In went the brown paper parcel, eggs on top. To my horror, they slipped down and were all broken and dripping from the bag.
Mrs Cottis, our upstairs neighbour was a lazy woman and Mother used to clean her home and also do the big pile of washing she used to accumulate. She used to kick on her floor in the flat above us and I had to go running to do her bidding, whether it be to look after Arthur, her son, two years older than the baby, Jean, or go on an errand or fetch coal up. I liked Mr Cottis; he was a nice man, he used to ask me upstairs to listen to Children’s Hour on the crystal set. I put on the earphones whilst he tickled the cat’s whisker and I used to raise my finger when I could hear the programme.
I used to get Mrs Cottis’ shopping at the Co-op, which was the biggest grocery shop at that time. They didn’t have much pre-packed stuff in those days. The assistants were very deft at making packets from squares of paper. Mainly blue, and no fancy checkouts then; they used to reckon up the goods on the side of the sugar bag. If you bought a fair number of things, they would parcel them up neatly in brown paper, except the eggs, which were put in a paper bag – no egg cartons.
Once I remember, on a shopping expedition, I had a string bag, so in went the brown paper parcel and the eggs on top. I went merrily on my way home and halfway there, to my horror, the eggs had slipped down and were all broken and dripping from the bag! They all thought it so comical that I didn’t get punished.
The assistants used to put the bill and the money tendered into a wooden cup and screw it to the cap which was fixed to a pulley wire and pull the handle and it was sent along to the cashier who sent back the change.
I got 1d from most people for whom I went shopping and more often than not, would give it to Mother to put into the gas meter. She got three hours of gas for that. It was a good day when the man from the gas company came to empty the meter, once in three months. Mother would always get a rebate, perhaps a shilling or more, but it was always welcome.
Where I liked going best was Miss Brown’s. I used to take her bets; it was street betting in those days. She lived with her father and he looked quite old to me, but he was very nice. He would be singing hymns to his tropical birds, whilst Miss Brown was studying the ‘Sporting Man’.
He always gave 2d for going with bets, always with the warning to watch out for the police as street betting was an offence even then, although there were no betting shops. If her horses won, she would give me 6d, which was wealth indeed, I always gave it to Mother. She could buy a pound of sausages, or put 1d towards it and buy one pound of stewing steak, “best Argentine”, as Father would say.
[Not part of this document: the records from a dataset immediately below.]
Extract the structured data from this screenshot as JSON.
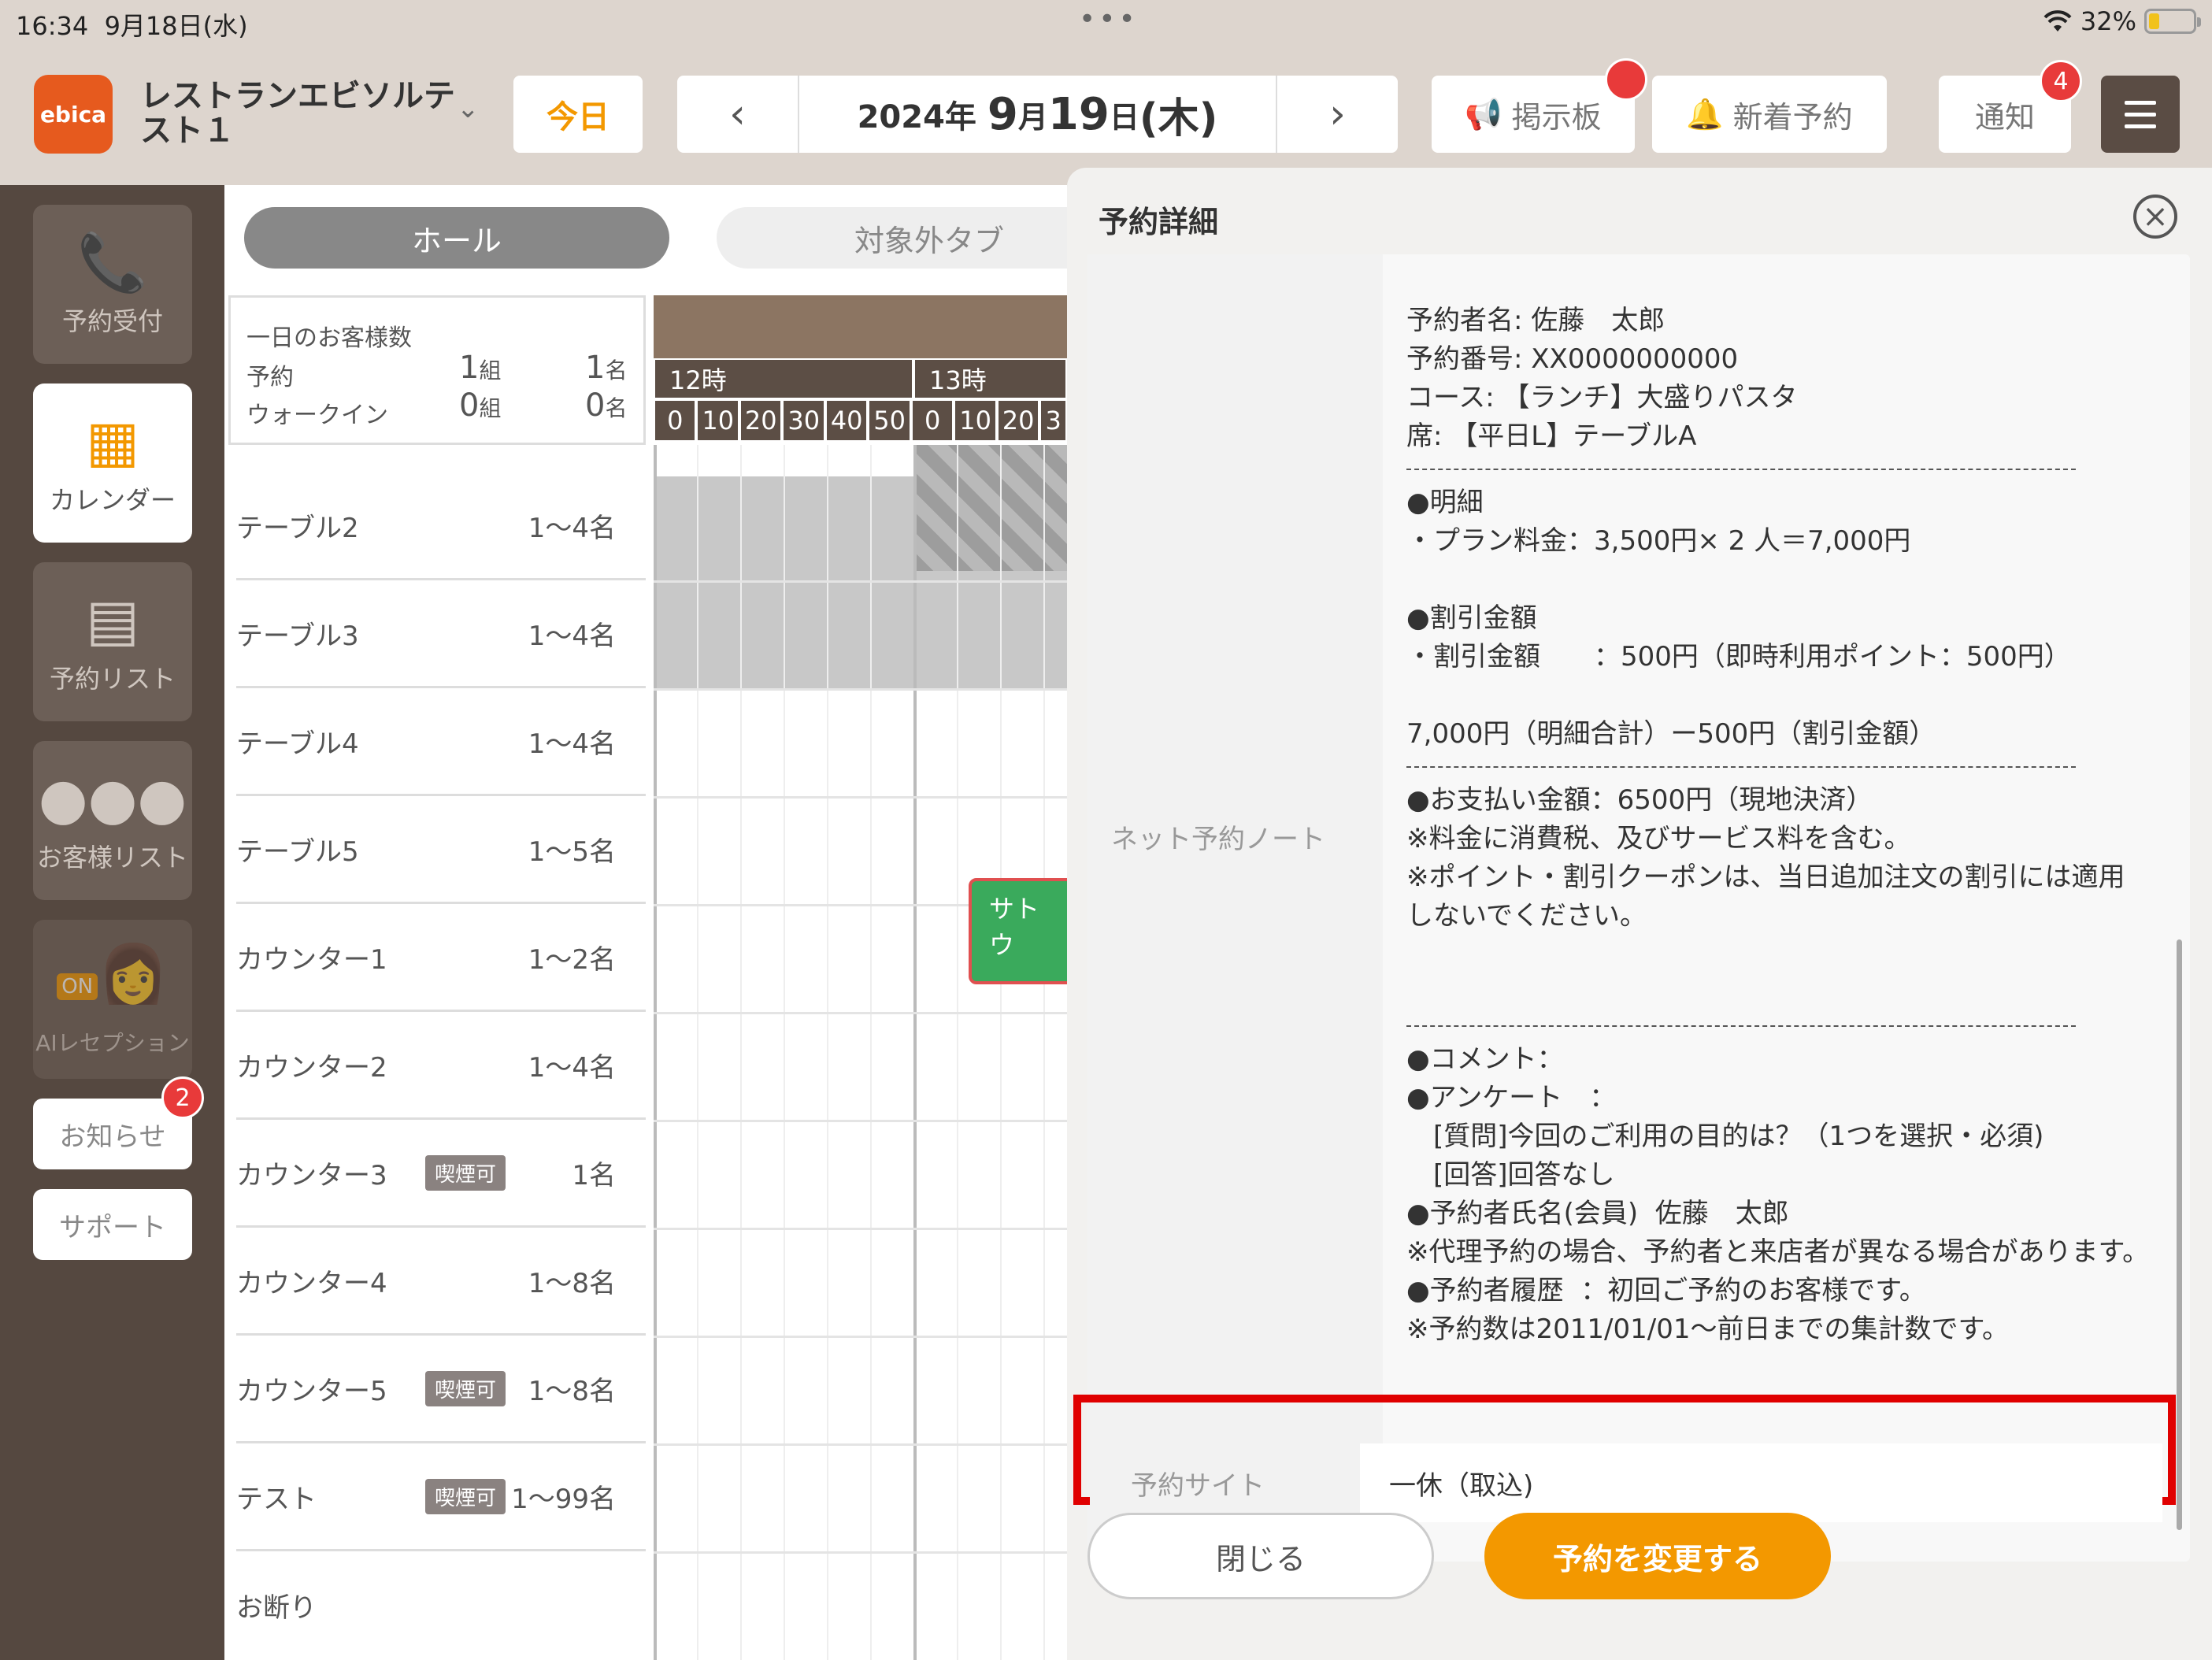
{
  "status": {
    "time": "16:34",
    "date": "9月18日(水)",
    "dots": "•••",
    "battery": "32%"
  },
  "header": {
    "logo": "ebica",
    "store_name": "レストランエビソルテスト１",
    "today": "今日",
    "date_year": "2024年",
    "date_month": "9",
    "date_month_unit": "月",
    "date_day": "19",
    "date_day_unit": "日",
    "date_weekday": "(木)",
    "board": "掲示板",
    "new_reservation": "新着予約",
    "notify": "通知",
    "notify_badge": "4"
  },
  "sidebar": {
    "items": [
      {
        "label": "予約受付",
        "icon": "phone-icon"
      },
      {
        "label": "カレンダー",
        "icon": "calendar-icon"
      },
      {
        "label": "予約リスト",
        "icon": "book-icon"
      },
      {
        "label": "お客様リスト",
        "icon": "users-icon"
      },
      {
        "label": "AIレセプション",
        "icon": "ai-reception-icon",
        "overlay": "ON"
      }
    ],
    "news": "お知らせ",
    "news_badge": "2",
    "support": "サポート"
  },
  "main": {
    "tab_hall": "ホール",
    "tab_other": "対象外タブ",
    "summary": {
      "title": "一日のお客様数",
      "reserve_label": "予約",
      "walkin_label": "ウォークイン",
      "reserve_groups": "1",
      "groups_unit": "組",
      "reserve_people": "1",
      "people_unit": "名",
      "walkin_groups": "0",
      "walkin_people": "0"
    },
    "hours": [
      "12時",
      "13時"
    ],
    "minutes": [
      "0",
      "10",
      "20",
      "30",
      "40",
      "50",
      "0",
      "10",
      "20",
      "3"
    ],
    "rows": [
      {
        "name": "テーブル2",
        "cap": "1～4名",
        "smoke": ""
      },
      {
        "name": "テーブル3",
        "cap": "1～4名",
        "smoke": ""
      },
      {
        "name": "テーブル4",
        "cap": "1～4名",
        "smoke": ""
      },
      {
        "name": "テーブル5",
        "cap": "1～5名",
        "smoke": ""
      },
      {
        "name": "カウンター1",
        "cap": "1～2名",
        "smoke": ""
      },
      {
        "name": "カウンター2",
        "cap": "1～4名",
        "smoke": ""
      },
      {
        "name": "カウンター3",
        "cap": "1名",
        "smoke": "喫煙可"
      },
      {
        "name": "カウンター4",
        "cap": "1～8名",
        "smoke": ""
      },
      {
        "name": "カウンター5",
        "cap": "1～8名",
        "smoke": "喫煙可"
      },
      {
        "name": "テスト",
        "cap": "1～99名",
        "smoke": "喫煙可"
      },
      {
        "name": "お断り",
        "cap": "",
        "smoke": ""
      }
    ],
    "reservation_block": "サトウ"
  },
  "panel": {
    "title": "予約詳細",
    "net_note_label": "ネット予約ノート",
    "notes": [
      "予約者名: 佐藤　太郎",
      "予約番号: XX0000000000",
      "コース: 【ランチ】大盛りパスタ",
      "席: 【平日L】テーブルA",
      "----",
      "●明細",
      "・プラン料金：3,500円× 2 人＝7,000円",
      "",
      "●割引金額",
      "・割引金額　　：500円（即時利用ポイント：500円）",
      "",
      "7,000円（明細合計）ー500円（割引金額）",
      "----",
      "●お支払い金額：6500円（現地決済）",
      "※料金に消費税、及びサービス料を含む。",
      "※ポイント・割引クーポンは、当日追加注文の割引には適用",
      "しないでください。",
      "",
      "",
      "----",
      "●コメント：",
      "●アンケート　：",
      "　[質問]今回のご利用の目的は？（1つを選択・必須)",
      "　[回答]回答なし",
      "●予約者氏名(会員)  佐藤　太郎",
      "※代理予約の場合、予約者と来店者が異なる場合があります。",
      "●予約者履歴  ：初回ご予約のお客様です。",
      "※予約数は2011/01/01～前日までの集計数です。"
    ],
    "site_label": "予約サイト",
    "site_value": "一休（取込)",
    "close": "閉じる",
    "change": "予約を変更する"
  }
}
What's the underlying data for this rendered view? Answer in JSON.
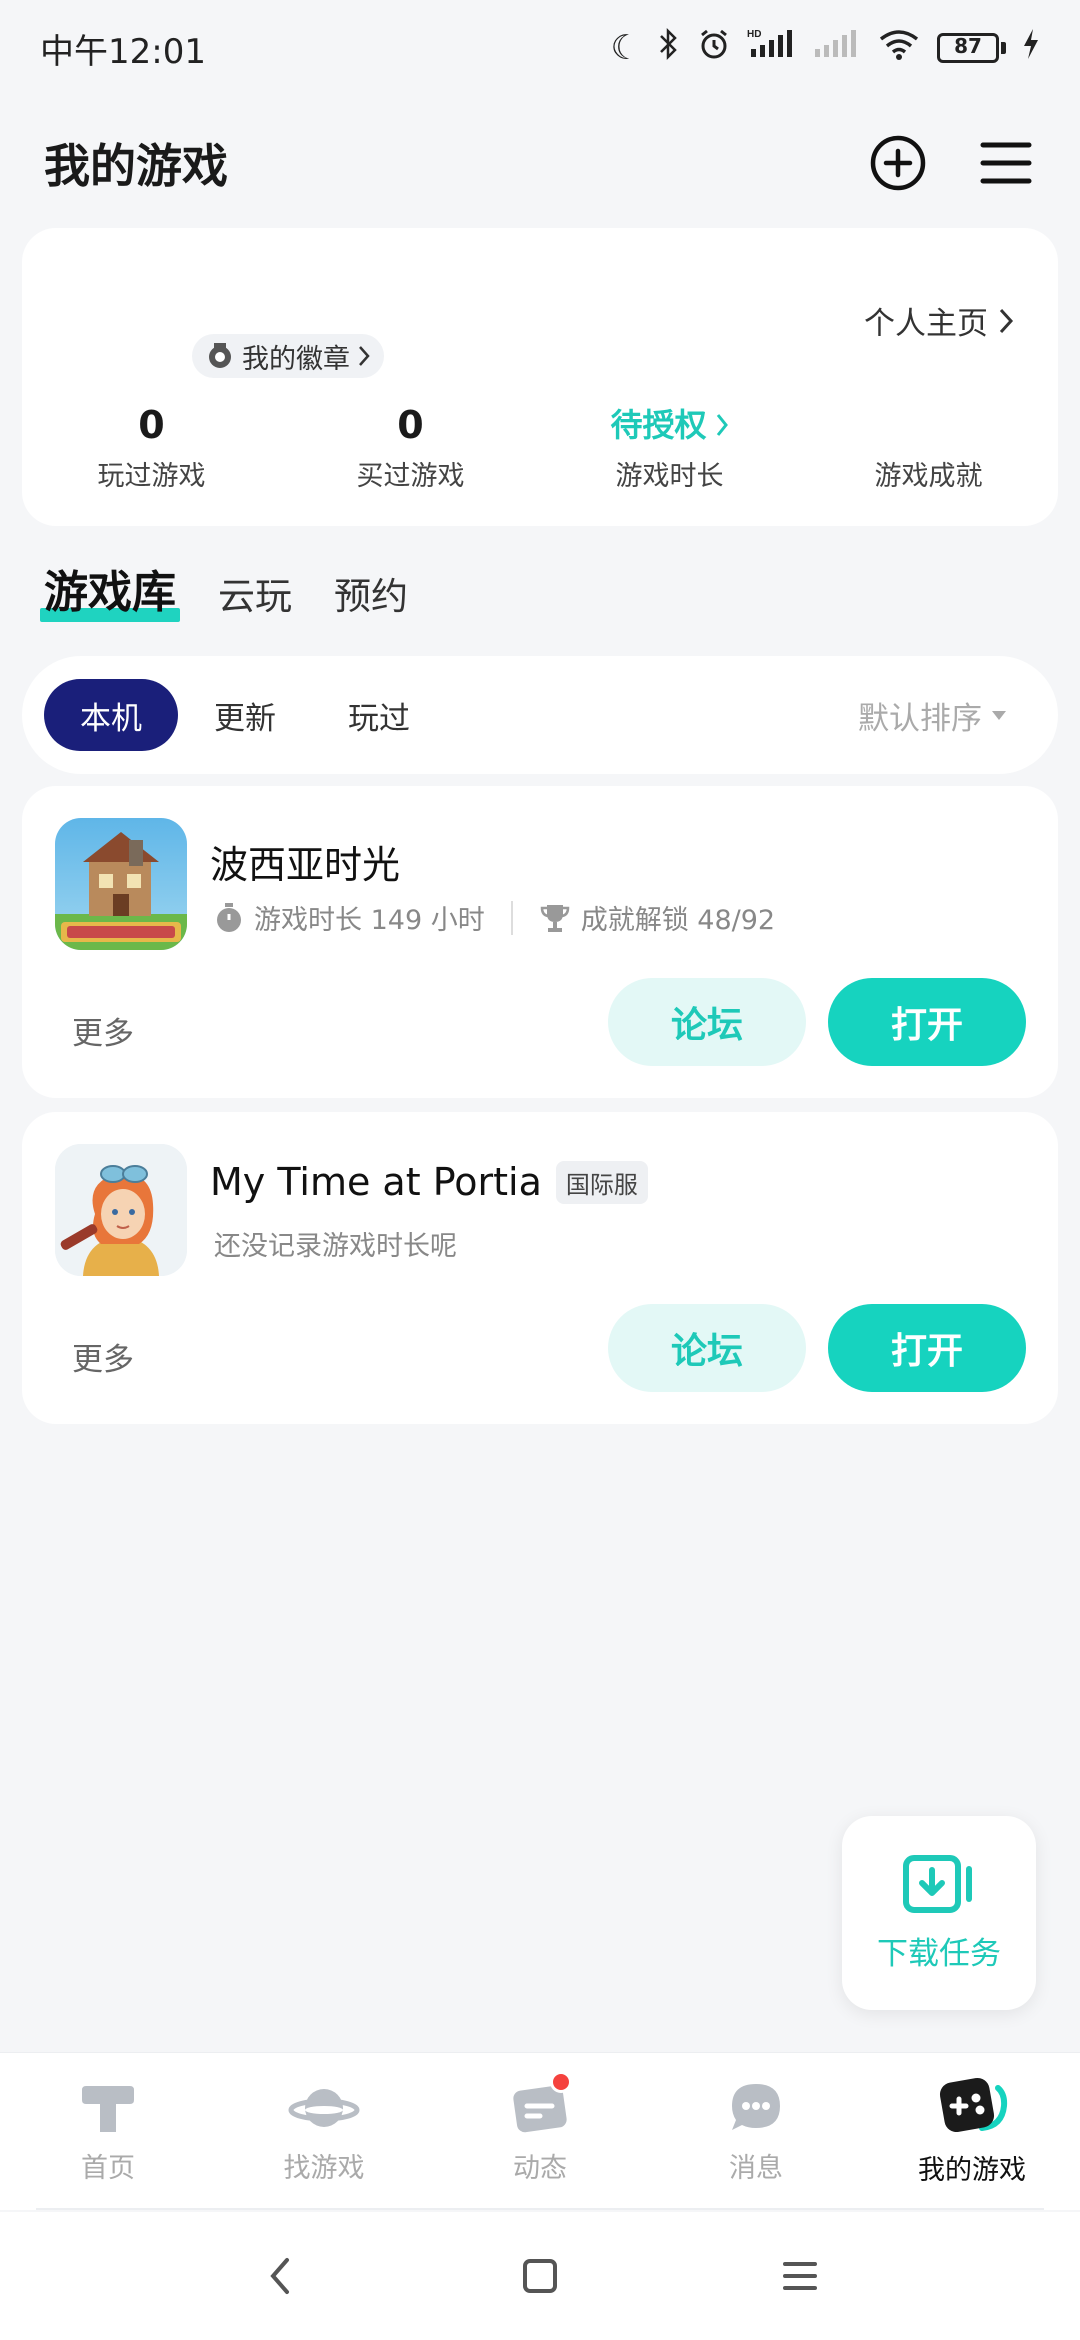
{
  "status_bar": {
    "time": "中午12:01",
    "battery": "87"
  },
  "header": {
    "title": "我的游戏"
  },
  "profile": {
    "homepage_link": "个人主页",
    "badge_label": "我的徽章",
    "stats": [
      {
        "value": "0",
        "label": "玩过游戏"
      },
      {
        "value": "0",
        "label": "买过游戏"
      },
      {
        "value": "待授权",
        "label": "游戏时长"
      },
      {
        "value": "",
        "label": "游戏成就"
      }
    ]
  },
  "tabs": [
    "游戏库",
    "云玩",
    "预约"
  ],
  "filters": {
    "chips": [
      "本机",
      "更新",
      "玩过"
    ],
    "sort_label": "默认排序"
  },
  "games": [
    {
      "title": "波西亚时光",
      "tag": "",
      "playtime": "游戏时长 149 小时",
      "achievements": "成就解锁 48/92",
      "note": "",
      "more": "更多",
      "forum": "论坛",
      "open": "打开"
    },
    {
      "title": "My Time at Portia",
      "tag": "国际服",
      "playtime": "",
      "achievements": "",
      "note": "还没记录游戏时长呢",
      "more": "更多",
      "forum": "论坛",
      "open": "打开"
    }
  ],
  "download_task": {
    "label": "下载任务"
  },
  "bottom_nav": {
    "items": [
      {
        "label": "首页",
        "icon": "home-icon"
      },
      {
        "label": "找游戏",
        "icon": "planet-icon"
      },
      {
        "label": "动态",
        "icon": "feed-icon"
      },
      {
        "label": "消息",
        "icon": "message-icon"
      },
      {
        "label": "我的游戏",
        "icon": "gamepad-icon"
      }
    ]
  },
  "colors": {
    "accent": "#16d3bf",
    "chip_active": "#1a1f7a",
    "badge_dot": "#f5423e"
  }
}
It needed slow and careful cooking; it was not of the best quality. A lot of Argentine meat was imported in those days.
Mother did the washing and ironing for about four people: Mrs Cottis; Mrs Cowan, the dressmaker; and the stationmaster’s wife Mrs Boyd; and the Erlingtons, two sisters who lived together in Westmoreland Avenue. Washing was a long and tedious process in those days.
First, the fire had to be lit under the set pot to heat the water; that was in the washhouse in the yard, then the pre-soaked clothes had to be put through the big wooden rollers of the mangle, then scraped with a bar of blue mottled soap. The towels and dirty articles had to be scrubbed with a hard brush on the bench in the washhouse. Empty the big wooden poss tub and put in the hot water with some carbosil, a kind of powdered soda; quarter of a packet would be about right. It was 2d a packet, no soap powders available till later. Compo was the first one I can remember from the Co-op.
The customers used to provide the soap etc., so Mother often didn’t have to buy any except some soap to scrub the lino on the floors in the house. We all used to get washed with blue mottled. A lot of things had to be starched, no easy-care material in those days. Mother would stay up till late doing the ironing so that I could take the clean aired washing in a big clothes basket to the respective customers before going to school.